“Student associations at my college have been very active in communicating the impact of these changes to the broader student community and have regularly made recommendations on ways to mitigate the effects of these changes. I haven’t had to reach out to them or to the Indian embassy for help,” he said.
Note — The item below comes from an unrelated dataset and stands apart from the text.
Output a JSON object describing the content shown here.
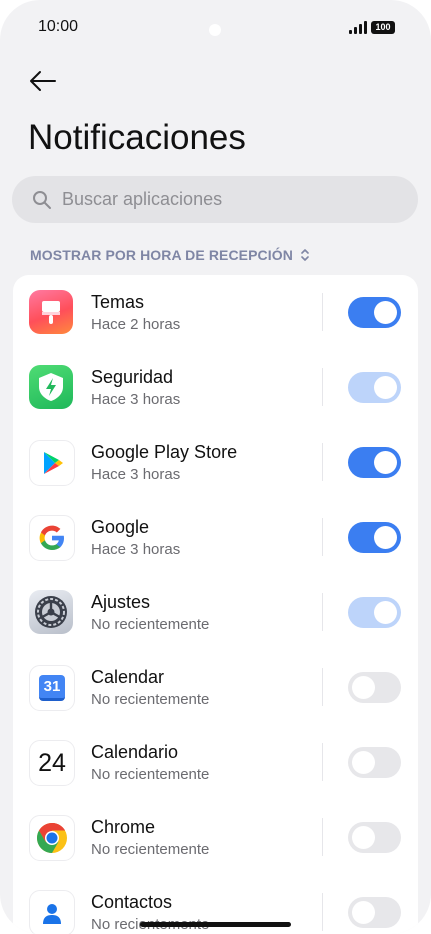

“Be it with moving houses, or with remote collaboration for classes and research, or taking to quintessentially millennial means of peer motivation such as flaunting culinary wins on social media,” he added.